Technology can drive new concepts. But trying to coin a new term is hard and takes time, which is a problem when you just want someone to "get it". (I know 'cause in the early 90's I coined the phrase "appliance" and it took the industry 2 years to get around to using it). So rather than coin a new phrase, sometimes it is much easier to use a well understood concept and just add one new wrinkle to it. The good science fiction writers do this all the time.
Here's a case in point. Back in 99 I saw that the Internet could actually be a useful vehicle for file storage. But it wasn't until last year when Amazon came out with S3 that you could actually do something useful. But still pretty primitive. Again, how do you convey this concept?
Today I read a blog post by Tony who is in the storage business. There is a well defined storage method called Network Attached Storage (NAS), which provides high level intelligence to storage you just jack in anywhere into your network. This post and the fact I just installed an Iomega device yesterday got me thinking. So what if you took the fundamentals of NAS, but instead of a network, you had the Internet? Viola! Internet Attached Storage.

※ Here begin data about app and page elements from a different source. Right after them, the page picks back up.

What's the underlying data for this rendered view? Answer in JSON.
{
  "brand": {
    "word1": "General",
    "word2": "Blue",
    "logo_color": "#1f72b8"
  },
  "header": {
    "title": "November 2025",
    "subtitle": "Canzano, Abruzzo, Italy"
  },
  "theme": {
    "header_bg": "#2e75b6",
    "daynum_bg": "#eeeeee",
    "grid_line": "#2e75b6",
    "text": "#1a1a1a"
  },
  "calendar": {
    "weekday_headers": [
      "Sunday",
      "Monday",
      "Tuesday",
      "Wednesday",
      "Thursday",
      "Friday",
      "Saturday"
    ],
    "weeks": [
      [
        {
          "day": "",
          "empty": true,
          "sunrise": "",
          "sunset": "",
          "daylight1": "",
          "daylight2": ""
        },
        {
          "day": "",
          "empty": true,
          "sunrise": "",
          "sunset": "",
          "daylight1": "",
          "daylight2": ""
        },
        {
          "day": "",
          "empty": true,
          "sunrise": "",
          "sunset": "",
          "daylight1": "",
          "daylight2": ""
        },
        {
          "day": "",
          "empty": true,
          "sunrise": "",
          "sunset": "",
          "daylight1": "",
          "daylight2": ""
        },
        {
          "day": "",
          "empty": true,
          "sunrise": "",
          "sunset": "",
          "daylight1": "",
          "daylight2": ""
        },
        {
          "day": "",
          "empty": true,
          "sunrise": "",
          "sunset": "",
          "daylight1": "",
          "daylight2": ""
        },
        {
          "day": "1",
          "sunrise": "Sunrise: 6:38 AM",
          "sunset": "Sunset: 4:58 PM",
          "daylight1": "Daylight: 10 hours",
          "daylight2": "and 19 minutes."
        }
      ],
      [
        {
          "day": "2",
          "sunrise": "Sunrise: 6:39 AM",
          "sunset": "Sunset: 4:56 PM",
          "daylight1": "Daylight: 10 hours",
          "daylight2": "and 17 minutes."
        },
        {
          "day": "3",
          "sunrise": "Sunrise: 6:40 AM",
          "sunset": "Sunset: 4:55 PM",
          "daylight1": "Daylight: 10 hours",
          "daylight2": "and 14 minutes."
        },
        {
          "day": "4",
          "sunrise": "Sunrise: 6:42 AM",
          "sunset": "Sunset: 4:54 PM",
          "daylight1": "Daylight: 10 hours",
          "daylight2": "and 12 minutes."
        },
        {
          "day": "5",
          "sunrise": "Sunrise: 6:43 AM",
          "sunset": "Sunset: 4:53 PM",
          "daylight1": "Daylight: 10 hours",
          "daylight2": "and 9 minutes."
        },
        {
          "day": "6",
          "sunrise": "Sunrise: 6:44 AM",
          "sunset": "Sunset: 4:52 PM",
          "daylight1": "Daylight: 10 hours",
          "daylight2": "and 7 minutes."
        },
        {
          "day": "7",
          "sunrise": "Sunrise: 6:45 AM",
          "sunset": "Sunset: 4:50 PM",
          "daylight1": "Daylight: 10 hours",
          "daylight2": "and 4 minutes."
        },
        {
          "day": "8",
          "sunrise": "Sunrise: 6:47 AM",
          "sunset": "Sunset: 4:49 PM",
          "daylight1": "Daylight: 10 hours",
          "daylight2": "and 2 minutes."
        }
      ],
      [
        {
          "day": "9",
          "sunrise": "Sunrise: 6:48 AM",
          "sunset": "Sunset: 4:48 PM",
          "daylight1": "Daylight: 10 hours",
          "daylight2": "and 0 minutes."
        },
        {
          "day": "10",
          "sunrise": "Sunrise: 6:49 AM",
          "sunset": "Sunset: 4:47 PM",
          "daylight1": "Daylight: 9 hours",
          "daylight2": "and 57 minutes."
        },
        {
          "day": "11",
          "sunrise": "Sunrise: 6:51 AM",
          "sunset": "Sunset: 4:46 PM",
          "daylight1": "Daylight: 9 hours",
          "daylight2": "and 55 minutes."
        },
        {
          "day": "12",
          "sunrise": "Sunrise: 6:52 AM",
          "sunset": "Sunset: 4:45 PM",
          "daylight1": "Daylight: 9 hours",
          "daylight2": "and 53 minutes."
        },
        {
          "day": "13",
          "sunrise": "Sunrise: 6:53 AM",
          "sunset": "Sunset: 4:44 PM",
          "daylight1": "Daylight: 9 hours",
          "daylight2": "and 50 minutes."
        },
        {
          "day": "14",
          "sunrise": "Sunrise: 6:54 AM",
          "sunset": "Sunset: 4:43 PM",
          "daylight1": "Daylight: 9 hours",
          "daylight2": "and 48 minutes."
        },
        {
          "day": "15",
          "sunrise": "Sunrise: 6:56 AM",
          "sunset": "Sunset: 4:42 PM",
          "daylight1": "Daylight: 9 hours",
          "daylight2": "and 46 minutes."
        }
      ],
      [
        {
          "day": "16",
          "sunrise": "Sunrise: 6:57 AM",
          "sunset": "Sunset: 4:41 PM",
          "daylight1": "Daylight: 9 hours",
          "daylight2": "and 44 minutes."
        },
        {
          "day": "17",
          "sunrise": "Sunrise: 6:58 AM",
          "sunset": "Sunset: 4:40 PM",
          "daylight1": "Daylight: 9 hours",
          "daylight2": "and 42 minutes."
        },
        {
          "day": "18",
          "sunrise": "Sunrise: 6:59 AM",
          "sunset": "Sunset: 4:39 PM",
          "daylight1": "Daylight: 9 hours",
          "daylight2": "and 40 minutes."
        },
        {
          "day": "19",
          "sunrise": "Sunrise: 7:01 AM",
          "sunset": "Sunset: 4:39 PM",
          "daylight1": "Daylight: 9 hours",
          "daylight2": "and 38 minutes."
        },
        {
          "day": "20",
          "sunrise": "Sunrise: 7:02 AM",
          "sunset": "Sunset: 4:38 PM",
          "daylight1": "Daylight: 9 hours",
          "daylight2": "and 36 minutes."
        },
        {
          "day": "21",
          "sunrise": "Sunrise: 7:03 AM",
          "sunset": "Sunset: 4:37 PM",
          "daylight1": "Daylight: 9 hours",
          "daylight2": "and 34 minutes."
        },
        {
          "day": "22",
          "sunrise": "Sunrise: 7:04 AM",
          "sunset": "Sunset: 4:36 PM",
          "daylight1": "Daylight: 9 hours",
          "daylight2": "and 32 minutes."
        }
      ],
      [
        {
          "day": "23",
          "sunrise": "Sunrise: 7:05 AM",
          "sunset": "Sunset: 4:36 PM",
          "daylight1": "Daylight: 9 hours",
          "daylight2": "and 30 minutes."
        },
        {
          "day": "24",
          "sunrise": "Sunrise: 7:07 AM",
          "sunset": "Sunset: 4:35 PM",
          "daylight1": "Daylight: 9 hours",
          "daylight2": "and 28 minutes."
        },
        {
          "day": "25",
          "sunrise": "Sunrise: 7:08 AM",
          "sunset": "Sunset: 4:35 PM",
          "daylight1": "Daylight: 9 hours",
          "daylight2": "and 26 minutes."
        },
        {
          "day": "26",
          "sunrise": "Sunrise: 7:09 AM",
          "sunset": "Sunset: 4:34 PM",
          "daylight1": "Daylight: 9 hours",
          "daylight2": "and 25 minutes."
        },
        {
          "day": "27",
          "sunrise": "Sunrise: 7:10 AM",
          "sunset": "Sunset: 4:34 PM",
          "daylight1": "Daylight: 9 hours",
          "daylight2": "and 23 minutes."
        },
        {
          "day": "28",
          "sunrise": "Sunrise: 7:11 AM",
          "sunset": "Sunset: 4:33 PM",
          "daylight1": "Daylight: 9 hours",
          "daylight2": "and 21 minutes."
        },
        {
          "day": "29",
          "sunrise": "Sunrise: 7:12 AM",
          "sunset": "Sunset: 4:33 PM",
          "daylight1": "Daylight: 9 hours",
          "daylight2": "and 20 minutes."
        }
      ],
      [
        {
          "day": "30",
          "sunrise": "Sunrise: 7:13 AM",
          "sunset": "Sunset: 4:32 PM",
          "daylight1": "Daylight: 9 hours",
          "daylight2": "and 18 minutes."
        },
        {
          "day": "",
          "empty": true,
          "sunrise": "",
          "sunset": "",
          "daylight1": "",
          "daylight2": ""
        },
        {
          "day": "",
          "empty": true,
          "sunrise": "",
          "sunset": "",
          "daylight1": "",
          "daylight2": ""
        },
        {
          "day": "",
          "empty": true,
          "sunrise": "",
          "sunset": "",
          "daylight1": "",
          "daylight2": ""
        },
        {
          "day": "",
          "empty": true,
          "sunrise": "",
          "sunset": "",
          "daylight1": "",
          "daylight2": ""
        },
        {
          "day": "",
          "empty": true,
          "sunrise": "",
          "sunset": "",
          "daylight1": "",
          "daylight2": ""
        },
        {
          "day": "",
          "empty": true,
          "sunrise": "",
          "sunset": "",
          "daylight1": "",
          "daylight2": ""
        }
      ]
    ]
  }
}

So people in the business "get it", but instead of a physical device, you have virtual devices ( courtesy of Amazon). But you still need a good management layer on it which is what my new company does.
We'll see it this catches on. But if you have a new product or service which looks like something understood, but radically different in one key component, try changing out one word and see if it makes sense. It's a lot easier way to get your concept across.